===== GIVEN ENTRIES

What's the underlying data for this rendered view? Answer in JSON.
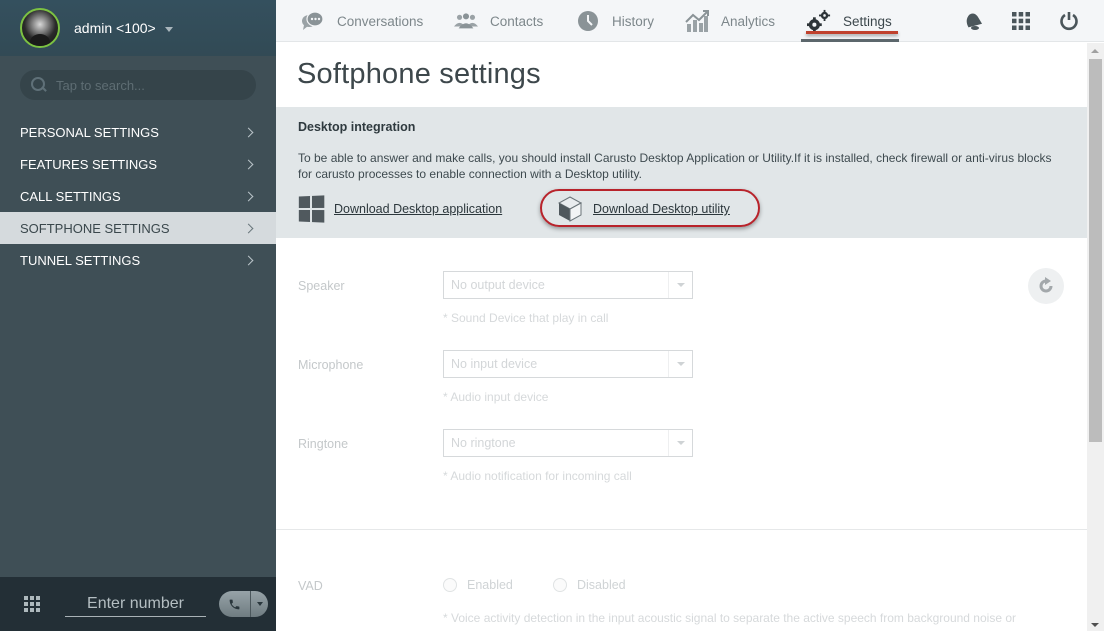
{
  "user": {
    "name": "admin <100>",
    "status_color": "#7cc242"
  },
  "search": {
    "placeholder": "Tap to search..."
  },
  "sidebar": {
    "items": [
      {
        "label": "PERSONAL SETTINGS",
        "active": false
      },
      {
        "label": "FEATURES SETTINGS",
        "active": false
      },
      {
        "label": "CALL SETTINGS",
        "active": false
      },
      {
        "label": "SOFTPHONE SETTINGS",
        "active": true
      },
      {
        "label": "TUNNEL SETTINGS",
        "active": false
      }
    ]
  },
  "dialer": {
    "placeholder": "Enter number"
  },
  "topnav": {
    "tabs": [
      {
        "label": "Conversations",
        "icon": "chat-bubbles-icon"
      },
      {
        "label": "Contacts",
        "icon": "contacts-icon"
      },
      {
        "label": "History",
        "icon": "clock-icon"
      },
      {
        "label": "Analytics",
        "icon": "analytics-icon"
      },
      {
        "label": "Settings",
        "icon": "gears-icon",
        "active": true
      }
    ],
    "accent_color": "#c0412d"
  },
  "page": {
    "title": "Softphone settings"
  },
  "integration": {
    "title": "Desktop integration",
    "description": "To be able to answer and make calls, you should install Carusto Desktop Application or Utility.If it is installed, check firewall or anti-virus blocks for carusto processes to enable connection with a Desktop utility.",
    "download_app": "Download Desktop application",
    "download_utility": "Download Desktop utility"
  },
  "fields": {
    "speaker": {
      "label": "Speaker",
      "value": "No output device",
      "hint": "* Sound Device that play in call"
    },
    "microphone": {
      "label": "Microphone",
      "value": "No input device",
      "hint": "* Audio input device"
    },
    "ringtone": {
      "label": "Ringtone",
      "value": "No ringtone",
      "hint": "* Audio notification for incoming call"
    },
    "vad": {
      "label": "VAD",
      "options": [
        "Enabled",
        "Disabled"
      ],
      "hint": "* Voice activity detection in the input acoustic signal to separate the active speech from background noise or"
    }
  }
}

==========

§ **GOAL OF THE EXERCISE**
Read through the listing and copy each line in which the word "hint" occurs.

§ **WRITTEN ANSWER**
      "hint": "* Sound Device that play in call"
      "hint": "* Audio input device"
      "hint": "* Audio notification for incoming call"
      "hint": "* Voice activity detection in the input acoustic signal to separate the active speech from background noise or"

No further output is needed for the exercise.